My first semester as the director of ETBU’s Honors Program is coming to a close. In my final post for The Intersection, I thought I’d share some of the highlights from this semester as well as my perspective on the role of the Honors Program.
Back in September, the Honors Program held a retreat at Shepherd’s Pasture, a beautiful retreat center in Jefferson, Texas. We spent time playing board games, watching (and obsessing over the details of) the movie Memento, sharing meals, sitting around a campfire, wandering in the woods, and playing basketball and volleyball. We also went into town and took a riverboat tour, where we learned about Jefferson’s past as Texas’s first major city and port. In January, we will visit San Antonio to attend the symphony and to tour the Mission San José.
Two Monday nights each month, my wife, Amanda, and I have met with students to discuss James K. A. Smith’s work Who’s Afraid of Postmodernism?, in which Smith asserts that the Church can gain valuable insights from major postmodern thinkers Jacques Derrida, Francois Lyotard, and Michel Foucault. He believes that these theorists’ demolition of modernist preconceptions actually open up space for the Church to reclaim and extend its Scripture-steeped, liturgical, catholic, and incarnational identity. We have engaged in great conversation about the meanings of modernity and postmodernity, the character of the Church in the present day, and the challenges facing the Church in Western society. Our students necessarily will be grappling with the implications of these issues throughout their lives, and the conversations we’ve had reveal the personal stakes involved for them in these issues.
Each chapter of Smith’s book opens with a summary of a film that he feels provides a good analogy to the theories put forth by the philosopher covered in that chapter. Dr. David Splawn hosted screenings of some of these films in his home and led discussions about them with the honors students. This engagement with the films has helped the students see how these theories have infiltrated the culture.
Each Thursday, Amanda and I have opened our home for honors students to gather and chat in a more informal setting. These coffee hours have been enriched by visits from several faculty members: Rick Johnson, Warren Johnson, Jeph Holloway, Jerry Summers, Scott Bryant, Lynn New, Elizabeth Ponder, Emily Prevost, and Troy White. The students have greatly benefited from hearing professors recount how they entered their fields of specialty, how they approach teaching and research, and how their faith frames their work.

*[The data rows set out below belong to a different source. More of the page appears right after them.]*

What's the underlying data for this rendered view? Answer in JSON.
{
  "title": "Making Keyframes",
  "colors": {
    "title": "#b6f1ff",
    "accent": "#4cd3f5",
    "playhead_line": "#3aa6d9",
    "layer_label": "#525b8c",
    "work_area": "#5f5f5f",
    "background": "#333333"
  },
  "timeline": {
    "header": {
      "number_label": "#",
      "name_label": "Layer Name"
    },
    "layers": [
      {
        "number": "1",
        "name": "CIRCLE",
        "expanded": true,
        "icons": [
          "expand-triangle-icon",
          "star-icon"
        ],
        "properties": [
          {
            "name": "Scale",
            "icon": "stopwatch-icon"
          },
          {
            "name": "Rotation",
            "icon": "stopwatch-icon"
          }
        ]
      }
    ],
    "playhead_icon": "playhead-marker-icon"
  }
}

Both the Book Group and the Coffee Hours have been central traditions to the Honors Program over the years. My wife and I have felt strongly that these events should take place in our home, with armchairs and couches, with food and coffee, and with children running around and making noise. We want to show through our hospitality that the intellectual life flourishes when it shapes and is shaped by normal, daily living.
The phrase that best sums up my vision for the Honors Program is, “The intellectual life together.” It’s an amalgamation of titles from two books that have inspired me. In The Intellectual Life, A. G. Sertillanges describes the scholarly vocation in almost mystical language, charging those who are called to it to great focus and determination but with incredibly human balance. He understands that a life of study, which requires a great measure of solitude, nevertheless takes place in the world, among friends, family, and daily labor. Dietrich Bonhoeffer begins Life Together with a reminder to Christians that a worshipping community is a gift—to gather without fear of violence or persecution to praise the Lord in song and to read His word is a luxury that we often take for granted. As a result, we build up imaginary, “ideal” communities in our minds and grow frustrated with the flesh-and-blood community in front of us that doesn’t seem to measure up. We must rid ourselves of these illusions and participate humbly and fully in worship and service within the community that God has brought us to.

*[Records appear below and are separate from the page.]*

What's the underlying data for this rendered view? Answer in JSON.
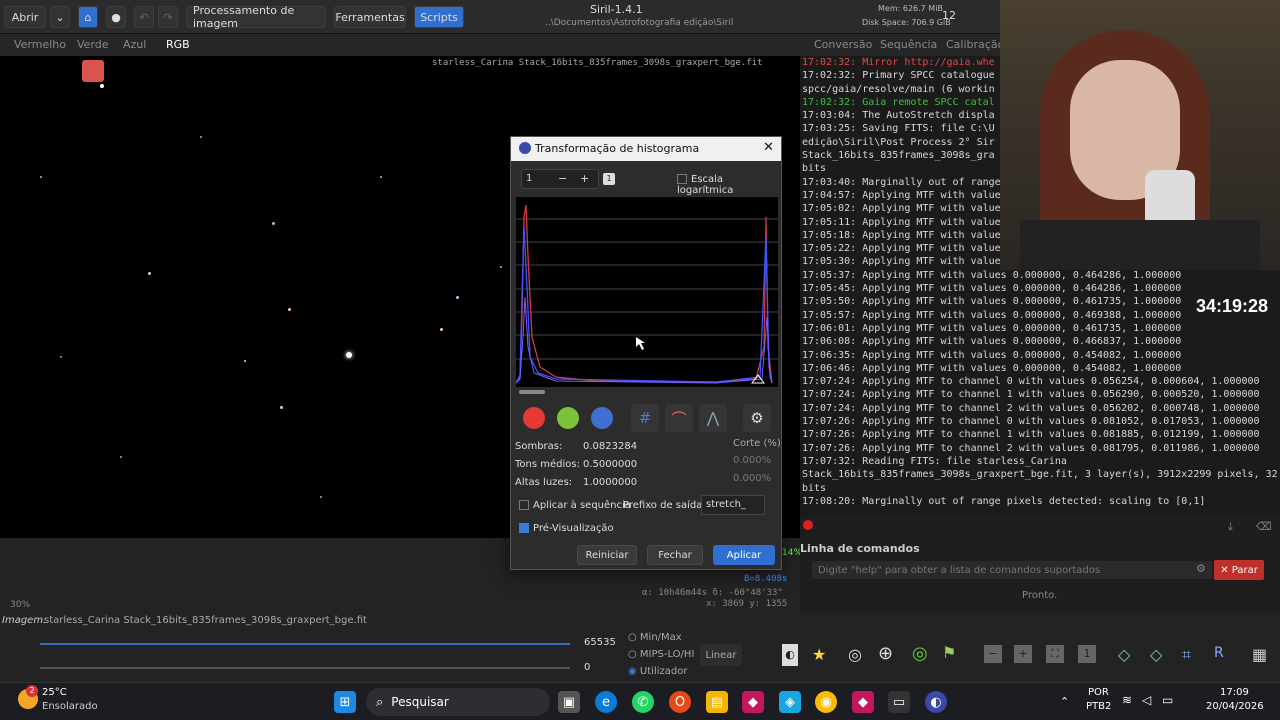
{
  "header": {
    "open_label": "Abrir",
    "processing_menu": "Processamento de imagem",
    "tools_menu": "Ferramentas",
    "scripts_menu": "Scripts",
    "app_title": "Siril-1.4.1",
    "path": "..\\Documentos\\Astrofotografia edição\\Siril",
    "mem": "Mem: 626.7 MiB",
    "disk": "Disk Space: 706.9 GiB",
    "threads": "12"
  },
  "channels": {
    "red": "Vermelho",
    "green": "Verde",
    "blue": "Azul",
    "rgb": "RGB"
  },
  "image": {
    "filename": "starless_Carina Stack_16bits_835frames_3098s_graxpert_bge.fit",
    "zoom": "30%",
    "alpha": "α: 10h46m44s δ: -60°48'33\"",
    "xy": "x: 3869 y: 1355",
    "bw": "B=8.408s",
    "pct": "14%"
  },
  "right_tabs": {
    "conversion": "Conversão",
    "sequence": "Sequência",
    "calibration": "Calibração"
  },
  "log_lines": [
    "17:02:32: Mirror http://gaia.whe",
    "17:02:32: Primary SPCC catalogue",
    "spcc/gaia/resolve/main (6 workin",
    "17:02:32: Gaia remote SPCC catal",
    "17:03:04: The AutoStretch displa",
    "17:03:25: Saving FITS: file C:\\U",
    "edição\\Siril\\Post Process 2° Sir",
    "Stack_16bits_835frames_3098s_gra",
    "bits",
    "17:03:40: Marginally out of range",
    "17:04:57: Applying MTF with value",
    "17:05:02: Applying MTF with value",
    "17:05:11: Applying MTF with value",
    "17:05:18: Applying MTF with value",
    "17:05:22: Applying MTF with value",
    "17:05:30: Applying MTF with value",
    "17:05:37: Applying MTF with values 0.000000, 0.464286, 1.000000",
    "17:05:45: Applying MTF with values 0.000000, 0.464286, 1.000000",
    "17:05:50: Applying MTF with values 0.000000, 0.461735, 1.000000",
    "17:05:57: Applying MTF with values 0.000000, 0.469388, 1.000000",
    "17:06:01: Applying MTF with values 0.000000, 0.461735, 1.000000",
    "17:06:08: Applying MTF with values 0.000000, 0.466837, 1.000000",
    "17:06:35: Applying MTF with values 0.000000, 0.454082, 1.000000",
    "17:06:46: Applying MTF with values 0.000000, 0.454082, 1.000000",
    "17:07:24: Applying MTF to channel 0 with values 0.056254, 0.000604, 1.000000",
    "17:07:24: Applying MTF to channel 1 with values 0.056290, 0.000520, 1.000000",
    "17:07:24: Applying MTF to channel 2 with values 0.056202, 0.000748, 1.000000",
    "17:07:26: Applying MTF to channel 0 with values 0.081052, 0.017053, 1.000000",
    "17:07:26: Applying MTF to channel 1 with values 0.081885, 0.012199, 1.000000",
    "17:07:26: Applying MTF to channel 2 with values 0.081795, 0.011986, 1.000000",
    "17:07:32: Reading FITS: file starless_Carina",
    "Stack_16bits_835frames_3098s_graxpert_bge.fit, 3 layer(s), 3912x2299 pixels, 32",
    "bits",
    "17:08:20: Marginally out of range pixels detected: scaling to [0,1]"
  ],
  "timer": "34:19:28",
  "cmd": {
    "title": "Linha de comandos",
    "placeholder": "Digite \"help\" para obter a lista de comandos suportados",
    "stop": "Parar",
    "status": "Pronto."
  },
  "bottom": {
    "image_label": "Imagem:",
    "image_name": "starless_Carina Stack_16bits_835frames_3098s_graxpert_bge.fit",
    "max": "65535",
    "min": "0",
    "minmax": "Min/Max",
    "mips": "MIPS-LO/HI",
    "user": "Utilizador",
    "scale": "Linear"
  },
  "dialog": {
    "title": "Transformação de histograma",
    "zoom_value": "1",
    "log_scale": "Escala logarítmica",
    "shadows_label": "Sombras:",
    "shadows": "0.0823284",
    "mid_label": "Tons médios:",
    "mid": "0.5000000",
    "high_label": "Altas luzes:",
    "high": "1.0000000",
    "cut_label": "Corte (%)",
    "cut_low": "0.000%",
    "cut_high": "0.000%",
    "apply_seq": "Aplicar à sequência",
    "prefix_label": "Prefixo de saída:",
    "prefix": "stretch_",
    "preview": "Pré-Visualização",
    "reset": "Reiniciar",
    "close": "Fechar",
    "apply": "Aplicar"
  },
  "taskbar": {
    "temp": "25°C",
    "weather": "Ensolarado",
    "weather_badge": "2",
    "search": "Pesquisar",
    "lang": "POR",
    "layout": "PTB2",
    "time": "17:09",
    "date": "20/04/2026"
  },
  "colors": {
    "accent": "#2f6fd0",
    "stop": "#c0302b"
  }
}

I am thankful to enter and oversee an already vibrant community bound together by traditions. I have loved getting to know these kind, funny, interesting, servant-hearted students who find so much delight in instruction, and I look forward to deepening these relationships through living the intellectual life together.